SEEGER, ALAN. Among the Americans who have served at the front there is none who has produced poetic work of such high quality as that of Alan Seeger. He was born in New York on June 22nd, 1888; was educated at the Horace Mann School; Hackley School, Tarrytown, New York; and Harvard College. In 1912 he went to Paris and lived the life of a student and writer in the Latin Quarter. During the third week of the war he enlisted in the Foreign Legion of France. His service as a soldier was steady, loyal and uncomplainingindeed, exultant would not be too strong a word to describe the spirit which seems constantly to have animated his military career. He took part in the battle of Champagne. Afterwards, his regiment was allowed to recuperate until May, 1916. On July 1 a general advance was ordered, and on the evening of July 4 the Legion was ordered to attack the village of Belloy-en-Santerre. Seegers squad was caught by the fire of six machine-guns and he himself was wounded in several places, but he continued to cheer his comrades as they rushed on in what proved a successful charge. He died on the morning of July 5. The twenty or more poems he wrote during active service are included in the collected Poems by Alan Seeger, with an Introduction by William Archer.

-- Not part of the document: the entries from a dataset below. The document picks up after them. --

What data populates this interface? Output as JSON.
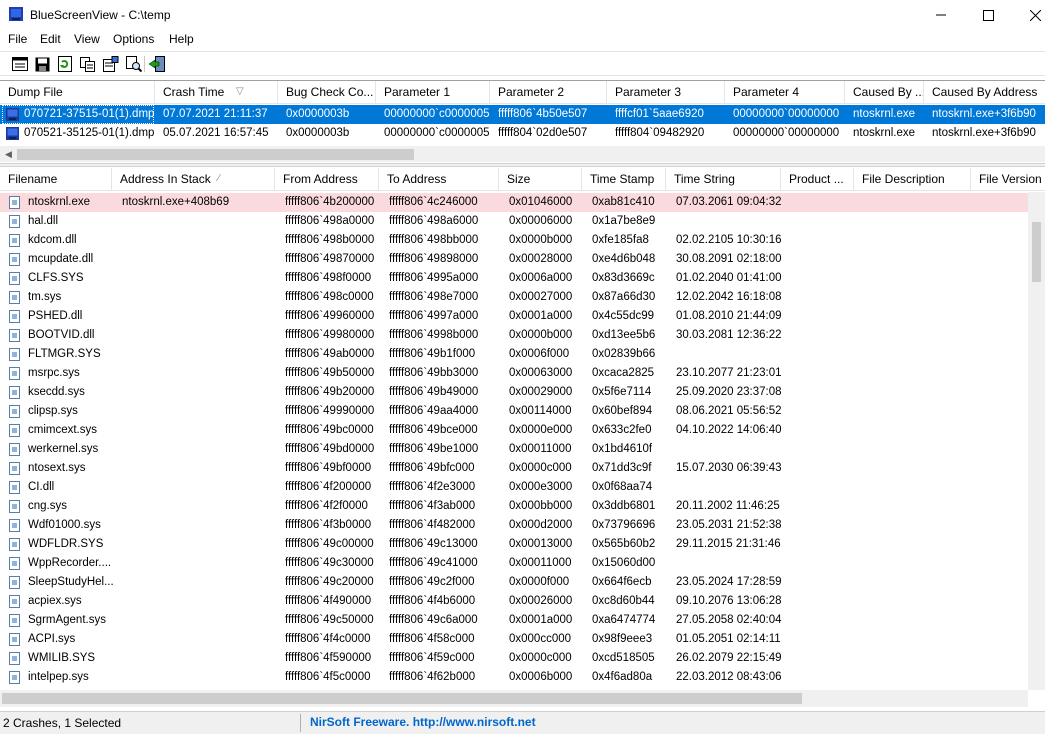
{
  "window": {
    "title": "BlueScreenView  -  C:\\temp"
  },
  "menu": {
    "items": [
      "File",
      "Edit",
      "View",
      "Options",
      "Help"
    ]
  },
  "toolbar": {
    "buttons": [
      "html-report-icon",
      "save-icon",
      "refresh-icon",
      "copy-icon",
      "properties-icon",
      "find-icon",
      "exit-icon"
    ]
  },
  "crashes": {
    "columns": [
      "Dump File",
      "Crash Time",
      "Bug Check Co...",
      "Parameter 1",
      "Parameter 2",
      "Parameter 3",
      "Parameter 4",
      "Caused By ...",
      "Caused By Address"
    ],
    "sort_indicator": "▽",
    "rows": [
      [
        "070721-37515-01(1).dmp",
        "07.07.2021 21:11:37",
        "0x0000003b",
        "00000000`c0000005",
        "fffff806`4b50e507",
        "ffffcf01`5aae6920",
        "00000000`00000000",
        "ntoskrnl.exe",
        "ntoskrnl.exe+3f6b90"
      ],
      [
        "070521-35125-01(1).dmp",
        "05.07.2021 16:57:45",
        "0x0000003b",
        "00000000`c0000005",
        "fffff804`02d0e507",
        "fffff804`09482920",
        "00000000`00000000",
        "ntoskrnl.exe",
        "ntoskrnl.exe+3f6b90"
      ]
    ]
  },
  "modules": {
    "columns": [
      "Filename",
      "Address In Stack",
      "From Address",
      "To Address",
      "Size",
      "Time Stamp",
      "Time String",
      "Product ...",
      "File Description",
      "File Version"
    ],
    "sort_indicator": "∕",
    "rows": [
      [
        "ntoskrnl.exe",
        "ntoskrnl.exe+408b69",
        "fffff806`4b200000",
        "fffff806`4c246000",
        "0x01046000",
        "0xab81c410",
        "07.03.2061 09:04:32"
      ],
      [
        "hal.dll",
        "",
        "fffff806`498a0000",
        "fffff806`498a6000",
        "0x00006000",
        "0x1a7be8e9",
        ""
      ],
      [
        "kdcom.dll",
        "",
        "fffff806`498b0000",
        "fffff806`498bb000",
        "0x0000b000",
        "0xfe185fa8",
        "02.02.2105 10:30:16"
      ],
      [
        "mcupdate.dll",
        "",
        "fffff806`49870000",
        "fffff806`49898000",
        "0x00028000",
        "0xe4d6b048",
        "30.08.2091 02:18:00"
      ],
      [
        "CLFS.SYS",
        "",
        "fffff806`498f0000",
        "fffff806`4995a000",
        "0x0006a000",
        "0x83d3669c",
        "01.02.2040 01:41:00"
      ],
      [
        "tm.sys",
        "",
        "fffff806`498c0000",
        "fffff806`498e7000",
        "0x00027000",
        "0x87a66d30",
        "12.02.2042 16:18:08"
      ],
      [
        "PSHED.dll",
        "",
        "fffff806`49960000",
        "fffff806`4997a000",
        "0x0001a000",
        "0x4c55dc99",
        "01.08.2010 21:44:09"
      ],
      [
        "BOOTVID.dll",
        "",
        "fffff806`49980000",
        "fffff806`4998b000",
        "0x0000b000",
        "0xd13ee5b6",
        "30.03.2081 12:36:22"
      ],
      [
        "FLTMGR.SYS",
        "",
        "fffff806`49ab0000",
        "fffff806`49b1f000",
        "0x0006f000",
        "0x02839b66",
        ""
      ],
      [
        "msrpc.sys",
        "",
        "fffff806`49b50000",
        "fffff806`49bb3000",
        "0x00063000",
        "0xcaca2825",
        "23.10.2077 21:23:01"
      ],
      [
        "ksecdd.sys",
        "",
        "fffff806`49b20000",
        "fffff806`49b49000",
        "0x00029000",
        "0x5f6e7114",
        "25.09.2020 23:37:08"
      ],
      [
        "clipsp.sys",
        "",
        "fffff806`49990000",
        "fffff806`49aa4000",
        "0x00114000",
        "0x60bef894",
        "08.06.2021 05:56:52"
      ],
      [
        "cmimcext.sys",
        "",
        "fffff806`49bc0000",
        "fffff806`49bce000",
        "0x0000e000",
        "0x633c2fe0",
        "04.10.2022 14:06:40"
      ],
      [
        "werkernel.sys",
        "",
        "fffff806`49bd0000",
        "fffff806`49be1000",
        "0x00011000",
        "0x1bd4610f",
        ""
      ],
      [
        "ntosext.sys",
        "",
        "fffff806`49bf0000",
        "fffff806`49bfc000",
        "0x0000c000",
        "0x71dd3c9f",
        "15.07.2030 06:39:43"
      ],
      [
        "CI.dll",
        "",
        "fffff806`4f200000",
        "fffff806`4f2e3000",
        "0x000e3000",
        "0x0f68aa74",
        ""
      ],
      [
        "cng.sys",
        "",
        "fffff806`4f2f0000",
        "fffff806`4f3ab000",
        "0x000bb000",
        "0x3ddb6801",
        "20.11.2002 11:46:25"
      ],
      [
        "Wdf01000.sys",
        "",
        "fffff806`4f3b0000",
        "fffff806`4f482000",
        "0x000d2000",
        "0x73796696",
        "23.05.2031 21:52:38"
      ],
      [
        "WDFLDR.SYS",
        "",
        "fffff806`49c00000",
        "fffff806`49c13000",
        "0x00013000",
        "0x565b60b2",
        "29.11.2015 21:31:46"
      ],
      [
        "WppRecorder....",
        "",
        "fffff806`49c30000",
        "fffff806`49c41000",
        "0x00011000",
        "0x15060d00",
        ""
      ],
      [
        "SleepStudyHel...",
        "",
        "fffff806`49c20000",
        "fffff806`49c2f000",
        "0x0000f000",
        "0x664f6ecb",
        "23.05.2024 17:28:59"
      ],
      [
        "acpiex.sys",
        "",
        "fffff806`4f490000",
        "fffff806`4f4b6000",
        "0x00026000",
        "0xc8d60b44",
        "09.10.2076 13:06:28"
      ],
      [
        "SgrmAgent.sys",
        "",
        "fffff806`49c50000",
        "fffff806`49c6a000",
        "0x0001a000",
        "0xa6474774",
        "27.05.2058 02:40:04"
      ],
      [
        "ACPI.sys",
        "",
        "fffff806`4f4c0000",
        "fffff806`4f58c000",
        "0x000cc000",
        "0x98f9eee3",
        "01.05.2051 02:14:11"
      ],
      [
        "WMILIB.SYS",
        "",
        "fffff806`4f590000",
        "fffff806`4f59c000",
        "0x0000c000",
        "0xcd518505",
        "26.02.2079 22:15:49"
      ],
      [
        "intelpep.sys",
        "",
        "fffff806`4f5c0000",
        "fffff806`4f62b000",
        "0x0006b000",
        "0x4f6ad80a",
        "22.03.2012 08:43:06"
      ]
    ]
  },
  "status": {
    "crashes_text": "2 Crashes, 1 Selected",
    "link_text": "NirSoft Freeware.  http://www.nirsoft.net"
  },
  "colors": {
    "selection": "#0078d7",
    "highlight_row": "#fadadd",
    "link": "#0066cc"
  }
}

SORLEY, CHARLES HAMILTON. He was born at Old Aberdeen on May 19, 1895. He was a student at Marlborough College, Cambridge, from the autumn of 1908 until the end of 1913, at which time he was elected to a scholarship at University College, Oxford. After completing his education in England, he spent several months as a student and observer in Germany. When the war broke out he returned home and was gazetted Second Lieutenant in the Seventh (Service) Battalion of the Suffolk Regiment. In November he was made a Lieutenant, and in August, 1915, a Captain. He served in France from May 30 to October 13, 1915, when he was killed in action near Hulluch. His war poems and letters appear in a volume entitled Marlborough and other Poems, published by the Cambridge University Press.
STEWART, J. E. He is a Captain in the Eighth Border Regiment, British Expeditionary Force. He was awarded the Military Cross in 1916. He was killed in April, 1917, during a victorious advance up the Messines Road.
TENNANT, EDWARD WYNDHAM. He was the son of Baron Glenconner, and was at Winchester when war was declared. He was only seventeen when he joined the Grenadier Guards, Twenty-first Battalion. He had one years training in England, saw one years active service in France, and fell, gallantly fighting, in the battle of the Somme, 1916.
VAN DYKE, HENRY. He has been Professor of English Literature in Princeton University since 1900, and was United States Minister to the Netherlands and Luxembourg from June, 1913, to December, 1916. He has published several war poems. He is the first American to receive an honorary degree at Oxford since the United States entered the war. The degree of Doctor of Civil Law was conferred upon him on May 8, 1917.
VERNÈDE, ROBERT ERNEST. He was educated at St. Pauls School and at St. Johns College, Oxford. On leaving college he became a professional writer, producing several novels and two books of travel sketches, one dealing with India, the other with Canada. He was also author of a number of poems. At the outbreak of the war he enlisted in the Nineteenth Royal Fusiliers, known as the Public Schools Battalion, and received a commission as Second Lieutenant in the Rifle Brigade, in May, 1015. He went to France in November, 1915, and was wounded during the battle of the Somme in September of the following year, but returned to the front in December. He died of wounds on April 9, 1917, in his forty-second year.